• [DESCRIPTION OF THE TASK]:
Search the entries below for "true" and copy each matching line.

◇ ◇ ◇ ◇

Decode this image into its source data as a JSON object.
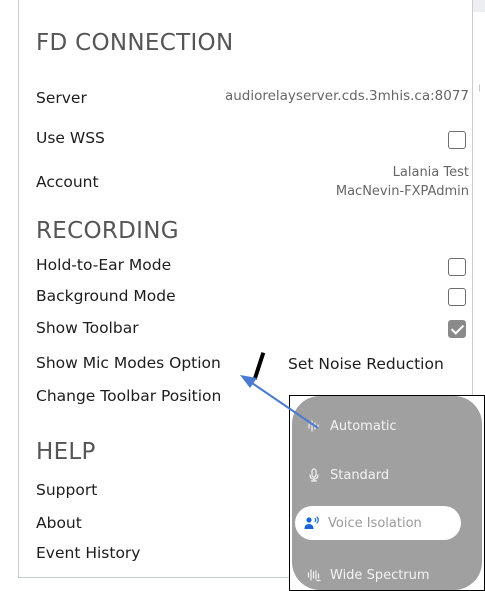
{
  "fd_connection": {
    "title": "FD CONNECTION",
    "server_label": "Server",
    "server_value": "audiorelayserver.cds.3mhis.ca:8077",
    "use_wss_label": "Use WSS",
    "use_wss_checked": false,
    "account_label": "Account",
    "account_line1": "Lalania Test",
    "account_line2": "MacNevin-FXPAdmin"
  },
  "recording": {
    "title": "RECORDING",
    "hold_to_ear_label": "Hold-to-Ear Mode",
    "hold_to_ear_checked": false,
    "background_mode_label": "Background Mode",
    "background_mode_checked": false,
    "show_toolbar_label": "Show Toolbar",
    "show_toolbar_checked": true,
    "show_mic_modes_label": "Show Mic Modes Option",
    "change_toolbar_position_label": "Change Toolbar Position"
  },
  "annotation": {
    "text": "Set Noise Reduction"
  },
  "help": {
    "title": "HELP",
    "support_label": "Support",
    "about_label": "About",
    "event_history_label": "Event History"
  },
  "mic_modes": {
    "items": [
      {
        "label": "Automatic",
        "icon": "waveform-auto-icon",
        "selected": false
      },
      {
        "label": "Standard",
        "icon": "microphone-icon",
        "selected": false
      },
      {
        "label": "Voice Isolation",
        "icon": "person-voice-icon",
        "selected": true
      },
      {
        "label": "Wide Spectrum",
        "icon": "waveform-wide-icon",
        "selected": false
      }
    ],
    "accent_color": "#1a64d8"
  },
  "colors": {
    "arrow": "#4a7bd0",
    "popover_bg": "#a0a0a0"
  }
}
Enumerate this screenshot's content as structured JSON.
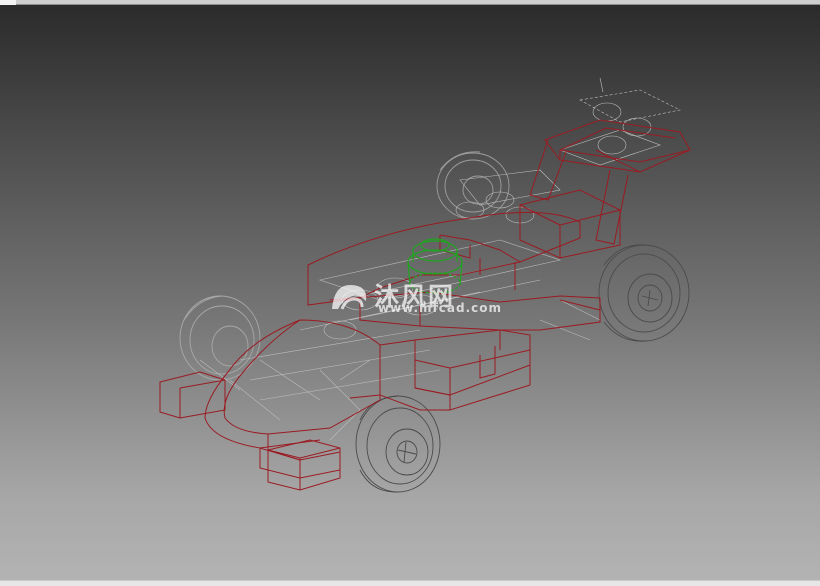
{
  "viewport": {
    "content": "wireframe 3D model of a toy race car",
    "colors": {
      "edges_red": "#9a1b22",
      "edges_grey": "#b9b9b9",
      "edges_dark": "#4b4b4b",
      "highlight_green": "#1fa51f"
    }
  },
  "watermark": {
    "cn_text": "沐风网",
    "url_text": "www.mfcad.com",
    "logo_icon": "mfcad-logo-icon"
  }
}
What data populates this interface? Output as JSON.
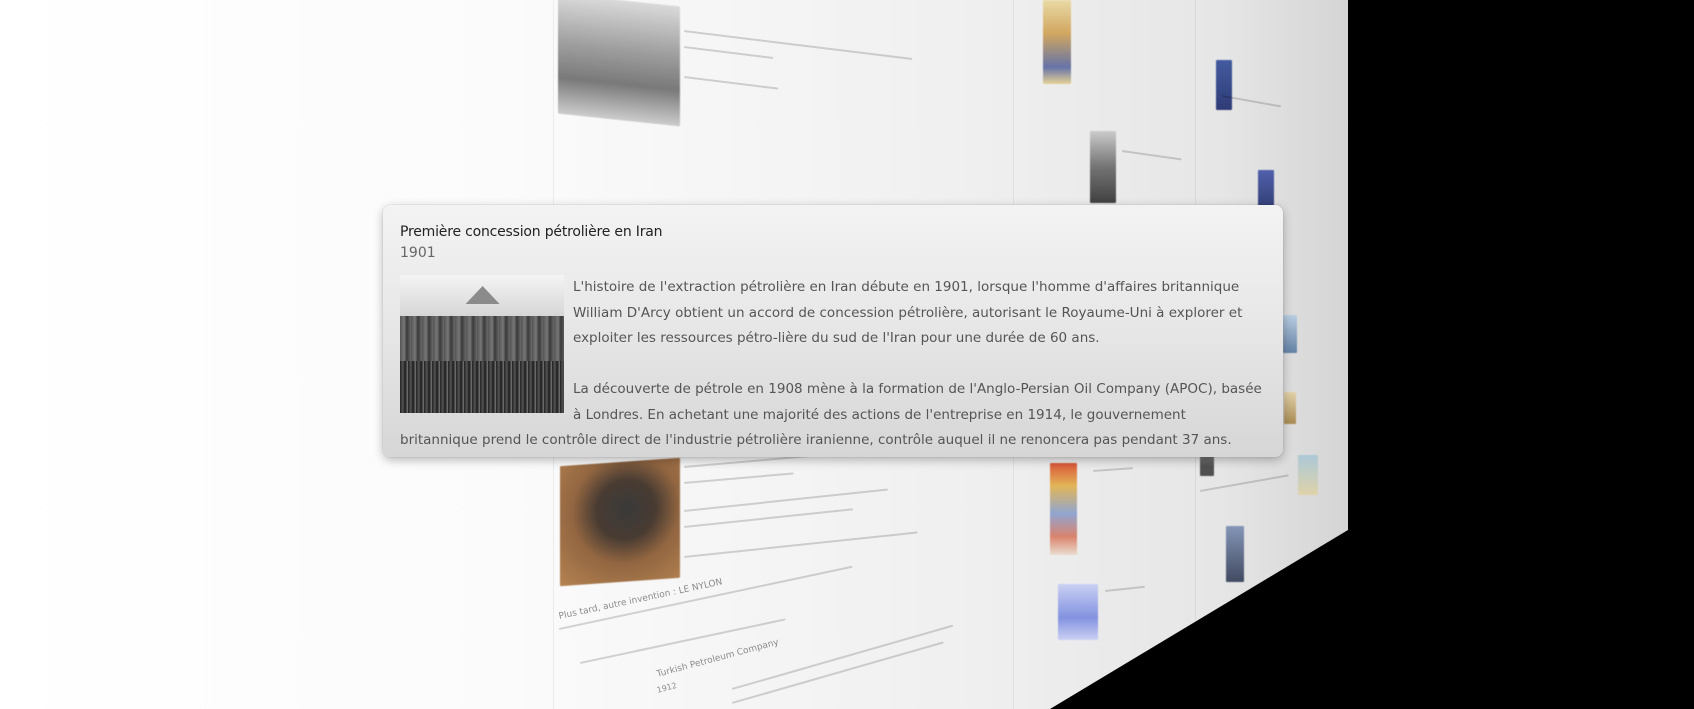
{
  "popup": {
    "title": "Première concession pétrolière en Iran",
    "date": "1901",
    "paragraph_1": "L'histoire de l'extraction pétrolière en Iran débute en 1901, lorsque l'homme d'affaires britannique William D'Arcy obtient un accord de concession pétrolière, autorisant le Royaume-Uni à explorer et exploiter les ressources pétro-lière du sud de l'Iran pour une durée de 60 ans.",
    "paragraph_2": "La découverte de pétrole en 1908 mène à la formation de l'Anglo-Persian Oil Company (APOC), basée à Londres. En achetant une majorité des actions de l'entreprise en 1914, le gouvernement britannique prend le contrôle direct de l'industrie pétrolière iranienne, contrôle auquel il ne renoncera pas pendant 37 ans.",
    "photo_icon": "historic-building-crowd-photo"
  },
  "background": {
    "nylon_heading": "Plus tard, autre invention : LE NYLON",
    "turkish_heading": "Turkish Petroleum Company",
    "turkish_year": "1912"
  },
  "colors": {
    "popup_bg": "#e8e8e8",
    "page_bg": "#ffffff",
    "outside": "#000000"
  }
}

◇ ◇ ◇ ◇

• [SOLUTION TO THE PROBLEM]:
    "show_toolbar_checked": true,
        "selected": true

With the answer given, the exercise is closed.